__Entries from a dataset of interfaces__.
================

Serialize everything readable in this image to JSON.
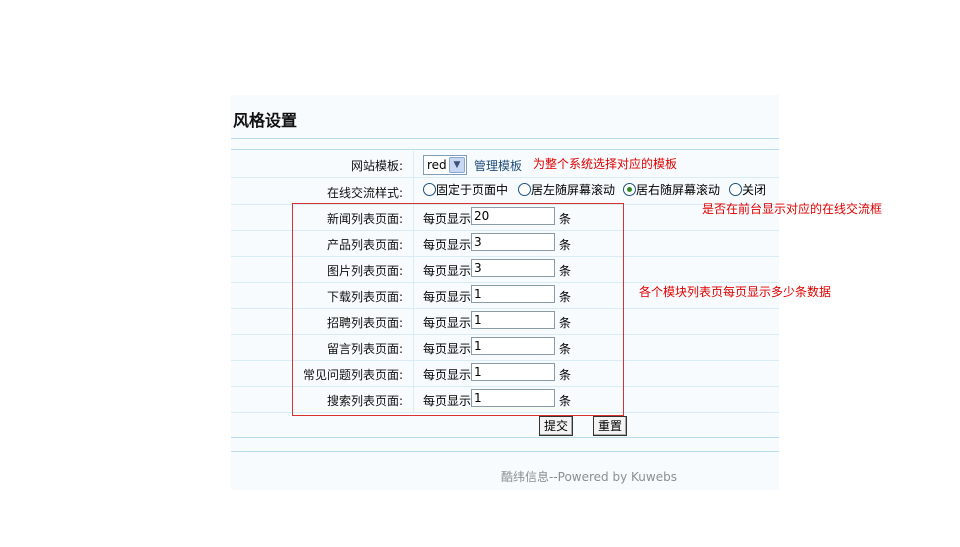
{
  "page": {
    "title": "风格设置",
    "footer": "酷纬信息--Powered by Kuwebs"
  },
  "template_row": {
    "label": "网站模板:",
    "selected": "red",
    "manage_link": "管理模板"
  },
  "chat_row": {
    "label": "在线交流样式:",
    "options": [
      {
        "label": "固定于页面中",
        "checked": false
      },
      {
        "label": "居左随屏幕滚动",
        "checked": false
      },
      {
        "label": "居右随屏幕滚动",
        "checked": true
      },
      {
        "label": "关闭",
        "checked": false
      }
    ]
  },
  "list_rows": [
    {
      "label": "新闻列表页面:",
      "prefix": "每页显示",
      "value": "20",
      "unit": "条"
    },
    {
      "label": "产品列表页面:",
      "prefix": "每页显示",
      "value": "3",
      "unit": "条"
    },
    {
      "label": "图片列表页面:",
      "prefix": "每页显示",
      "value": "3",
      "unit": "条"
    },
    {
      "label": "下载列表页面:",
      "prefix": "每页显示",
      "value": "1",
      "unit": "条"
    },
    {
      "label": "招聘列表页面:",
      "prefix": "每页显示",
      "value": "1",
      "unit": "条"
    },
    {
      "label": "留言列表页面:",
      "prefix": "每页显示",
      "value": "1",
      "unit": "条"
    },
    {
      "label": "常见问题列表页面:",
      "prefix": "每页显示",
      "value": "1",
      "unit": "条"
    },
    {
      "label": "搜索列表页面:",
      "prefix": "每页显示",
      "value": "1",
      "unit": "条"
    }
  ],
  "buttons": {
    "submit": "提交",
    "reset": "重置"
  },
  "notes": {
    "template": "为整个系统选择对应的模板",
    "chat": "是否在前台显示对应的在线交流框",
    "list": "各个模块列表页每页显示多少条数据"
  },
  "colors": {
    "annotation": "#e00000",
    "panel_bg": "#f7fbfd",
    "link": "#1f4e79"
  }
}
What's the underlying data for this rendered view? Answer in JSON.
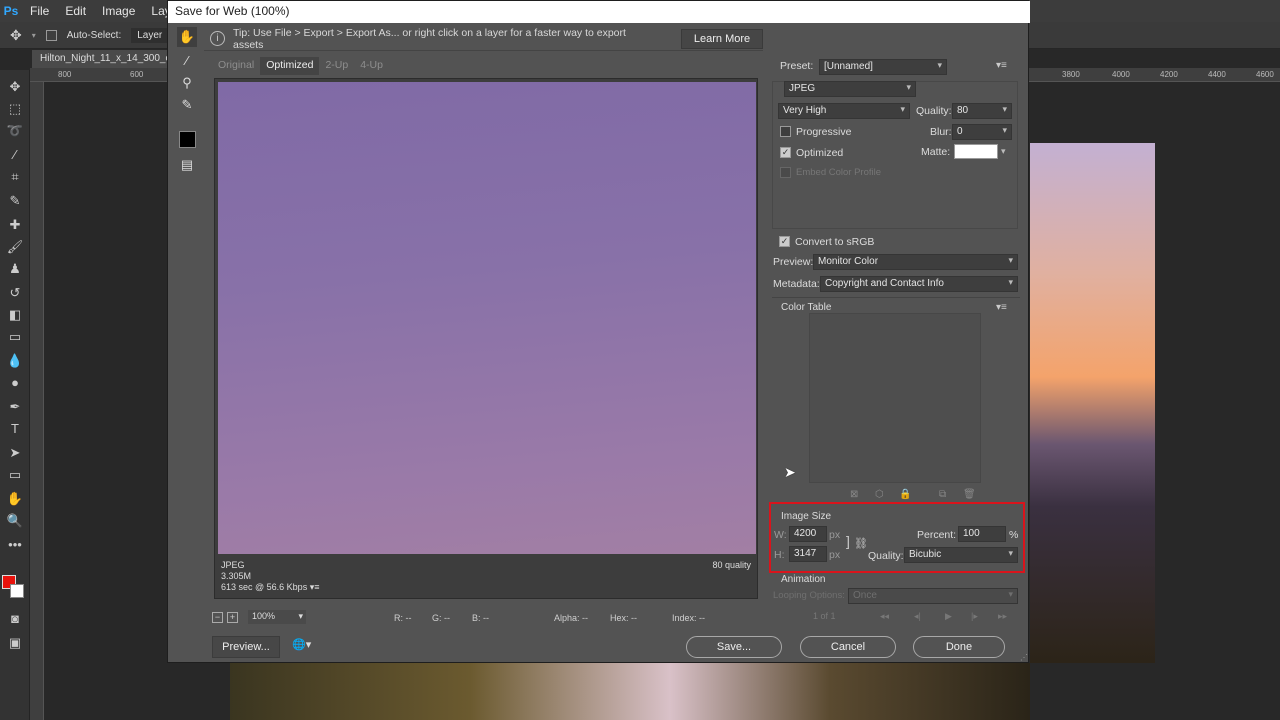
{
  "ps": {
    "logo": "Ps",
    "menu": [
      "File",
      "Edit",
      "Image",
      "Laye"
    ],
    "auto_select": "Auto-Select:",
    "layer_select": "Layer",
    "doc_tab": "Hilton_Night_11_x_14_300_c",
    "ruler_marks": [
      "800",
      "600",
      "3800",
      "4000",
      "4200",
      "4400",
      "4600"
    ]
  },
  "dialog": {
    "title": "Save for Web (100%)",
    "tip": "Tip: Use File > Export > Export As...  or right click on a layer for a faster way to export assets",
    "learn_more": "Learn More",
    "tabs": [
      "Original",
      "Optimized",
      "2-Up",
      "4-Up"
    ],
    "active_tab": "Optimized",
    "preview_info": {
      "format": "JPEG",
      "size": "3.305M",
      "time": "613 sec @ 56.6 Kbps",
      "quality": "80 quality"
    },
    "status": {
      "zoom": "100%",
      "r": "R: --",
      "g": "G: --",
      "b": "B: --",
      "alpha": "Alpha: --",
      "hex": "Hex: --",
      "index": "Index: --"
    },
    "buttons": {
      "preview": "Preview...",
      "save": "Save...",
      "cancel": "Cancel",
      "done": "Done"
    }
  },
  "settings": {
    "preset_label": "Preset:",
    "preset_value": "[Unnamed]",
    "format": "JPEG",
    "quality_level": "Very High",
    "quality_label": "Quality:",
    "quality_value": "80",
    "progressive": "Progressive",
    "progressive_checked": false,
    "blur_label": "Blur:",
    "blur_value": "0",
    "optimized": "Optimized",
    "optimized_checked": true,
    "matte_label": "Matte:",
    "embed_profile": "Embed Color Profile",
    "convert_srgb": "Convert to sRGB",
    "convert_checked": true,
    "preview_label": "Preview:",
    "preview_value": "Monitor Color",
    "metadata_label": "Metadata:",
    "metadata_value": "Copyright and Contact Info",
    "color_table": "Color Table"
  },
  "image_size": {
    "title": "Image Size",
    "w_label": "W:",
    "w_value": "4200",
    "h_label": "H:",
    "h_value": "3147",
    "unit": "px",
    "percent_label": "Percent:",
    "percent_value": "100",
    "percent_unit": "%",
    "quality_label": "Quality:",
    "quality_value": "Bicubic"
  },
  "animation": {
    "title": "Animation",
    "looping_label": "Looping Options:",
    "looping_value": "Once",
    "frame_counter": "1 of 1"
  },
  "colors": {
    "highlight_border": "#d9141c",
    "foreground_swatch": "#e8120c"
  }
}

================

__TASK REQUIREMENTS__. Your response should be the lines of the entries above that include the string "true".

__RESULT FOR THIS EXERCISE__.
        "checked": true
    "optimized_checked": true,
    "convert_checked": true,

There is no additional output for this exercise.